Work to complete:
Copy the data exactly. Images are the one exception.

Data records:
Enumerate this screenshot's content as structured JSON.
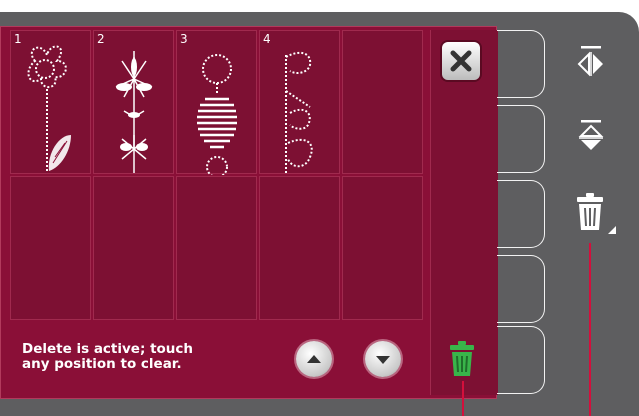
{
  "grid": {
    "cells": [
      {
        "number": "1"
      },
      {
        "number": "2"
      },
      {
        "number": "3"
      },
      {
        "number": "4"
      },
      {
        "number": ""
      },
      {
        "number": ""
      },
      {
        "number": ""
      },
      {
        "number": ""
      },
      {
        "number": ""
      },
      {
        "number": ""
      }
    ]
  },
  "info": {
    "message": "Delete is active; touch\nany position to clear."
  },
  "icons": {
    "close": "close-icon",
    "scroll_up": "arrow-up-icon",
    "scroll_down": "arrow-down-icon",
    "delete_active": "trash-icon",
    "mirror_side_to_side": "mirror-side-to-side-icon",
    "mirror_end_to_end": "mirror-end-to-end-icon",
    "delete": "trash-icon"
  },
  "colors": {
    "panel": "#8a0f37",
    "background": "#5e5e60",
    "active_delete": "#39b54a",
    "pointer_line": "#d40f3c"
  }
}
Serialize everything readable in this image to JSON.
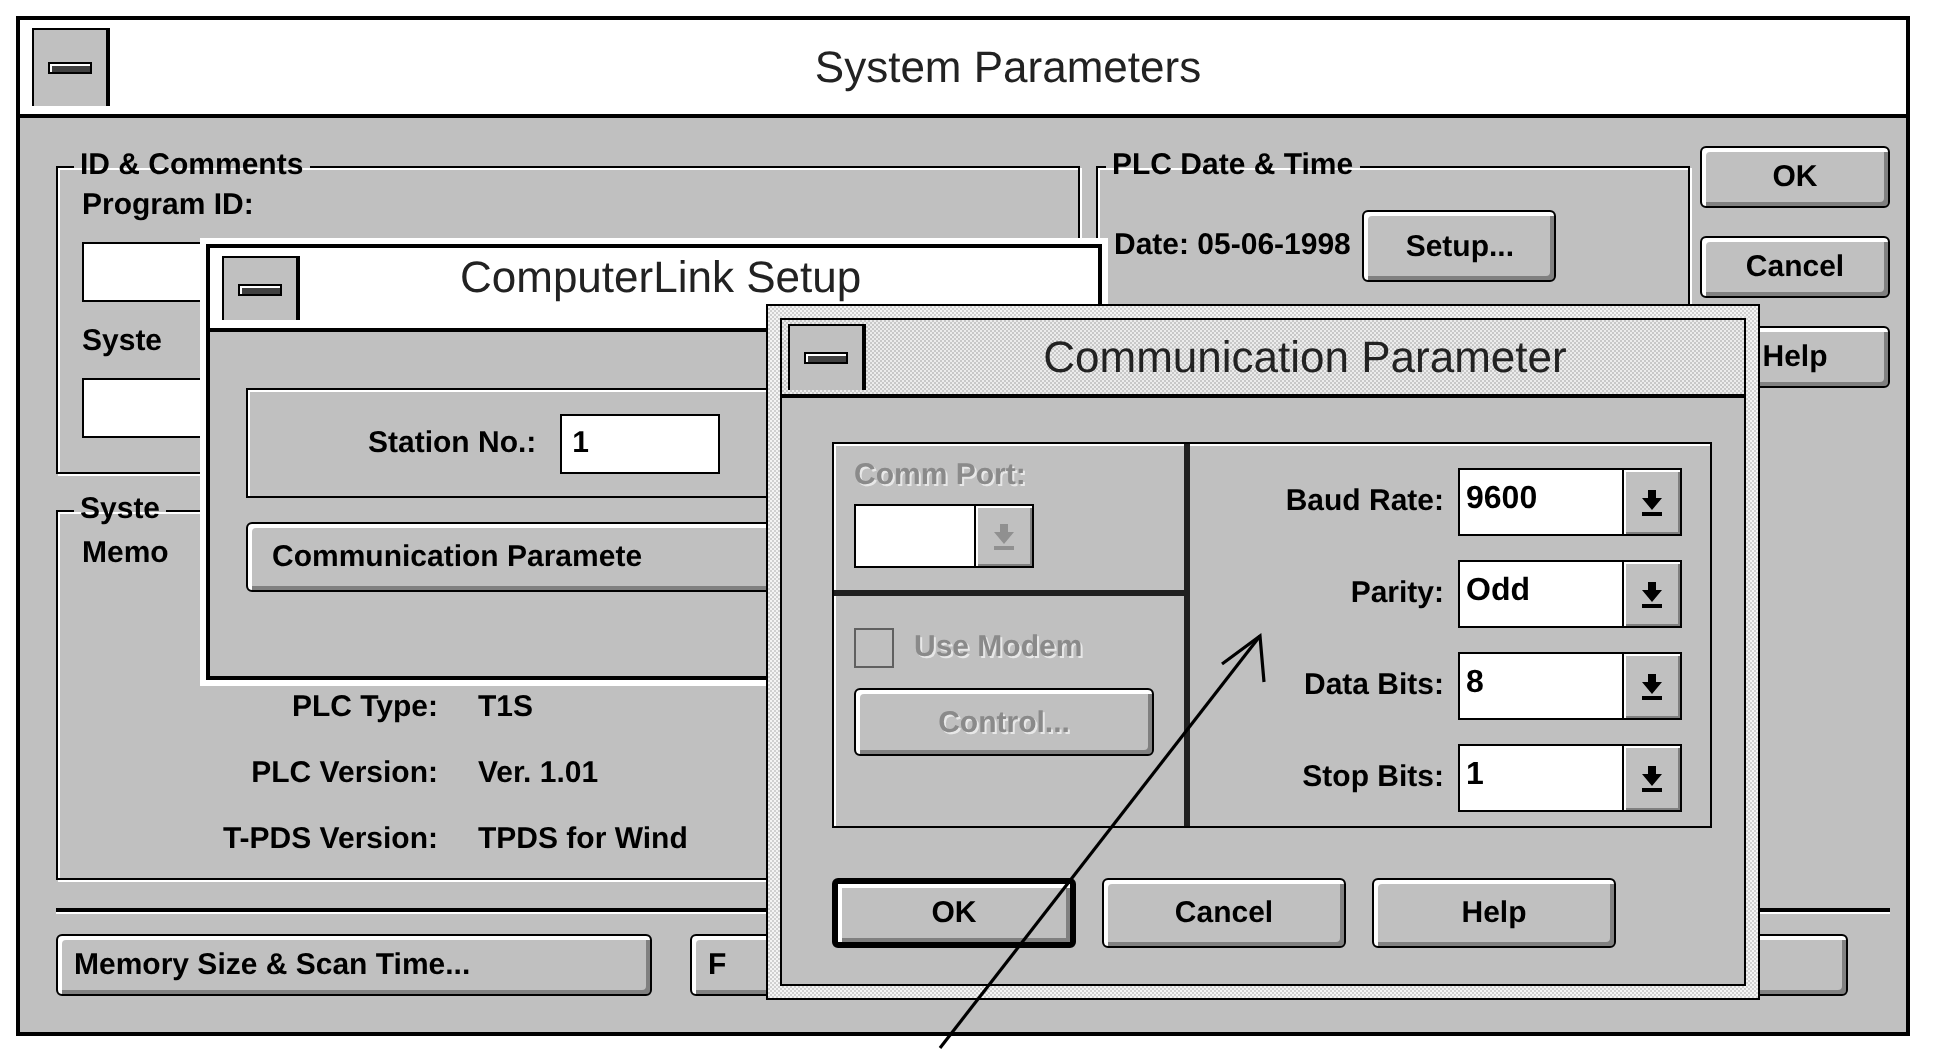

Problem solution:
Enumerate this screenshot's content as structured JSON.
{
  "grid": {
    "cells": [
      {
        "number": "1"
      },
      {
        "number": "2"
      },
      {
        "number": "3"
      },
      {
        "number": "4"
      },
      {
        "number": ""
      },
      {
        "number": ""
      },
      {
        "number": ""
      },
      {
        "number": ""
      },
      {
        "number": ""
      },
      {
        "number": ""
      }
    ]
  },
  "info": {
    "message": "Delete is active; touch\nany position to clear."
  },
  "icons": {
    "close": "close-icon",
    "scroll_up": "arrow-up-icon",
    "scroll_down": "arrow-down-icon",
    "delete_active": "trash-icon",
    "mirror_side_to_side": "mirror-side-to-side-icon",
    "mirror_end_to_end": "mirror-end-to-end-icon",
    "delete": "trash-icon"
  },
  "colors": {
    "panel": "#8a0f37",
    "background": "#5e5e60",
    "active_delete": "#39b54a",
    "pointer_line": "#d40f3c"
  }
}
Serialize everything readable in this image to JSON.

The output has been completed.